What to do: Pull each line containing "Order" out of the data and copy it.

Listed entries:
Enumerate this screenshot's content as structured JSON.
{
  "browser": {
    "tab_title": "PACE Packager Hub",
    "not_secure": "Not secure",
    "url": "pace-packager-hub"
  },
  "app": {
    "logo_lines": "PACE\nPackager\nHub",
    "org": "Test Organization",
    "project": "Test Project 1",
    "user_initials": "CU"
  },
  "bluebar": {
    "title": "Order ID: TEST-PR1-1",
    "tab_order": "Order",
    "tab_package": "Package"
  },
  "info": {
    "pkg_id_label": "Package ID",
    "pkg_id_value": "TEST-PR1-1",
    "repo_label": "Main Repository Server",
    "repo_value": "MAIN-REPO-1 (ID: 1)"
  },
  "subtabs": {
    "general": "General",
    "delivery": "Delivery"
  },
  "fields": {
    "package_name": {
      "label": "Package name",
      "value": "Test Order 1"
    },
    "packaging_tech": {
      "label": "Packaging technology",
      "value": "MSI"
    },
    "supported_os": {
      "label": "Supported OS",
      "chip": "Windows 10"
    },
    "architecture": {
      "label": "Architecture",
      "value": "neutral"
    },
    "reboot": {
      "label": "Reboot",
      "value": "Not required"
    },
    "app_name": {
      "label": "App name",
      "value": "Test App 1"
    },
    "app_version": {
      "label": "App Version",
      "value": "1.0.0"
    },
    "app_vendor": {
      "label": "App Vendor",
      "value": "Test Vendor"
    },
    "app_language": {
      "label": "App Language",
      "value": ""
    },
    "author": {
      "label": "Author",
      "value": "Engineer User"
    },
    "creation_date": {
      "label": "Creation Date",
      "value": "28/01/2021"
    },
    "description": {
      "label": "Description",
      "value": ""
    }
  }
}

Written response:
    "title": "Order ID: TEST-PR1-1",
    "tab_order": "Order",
      "value": "Test Order 1"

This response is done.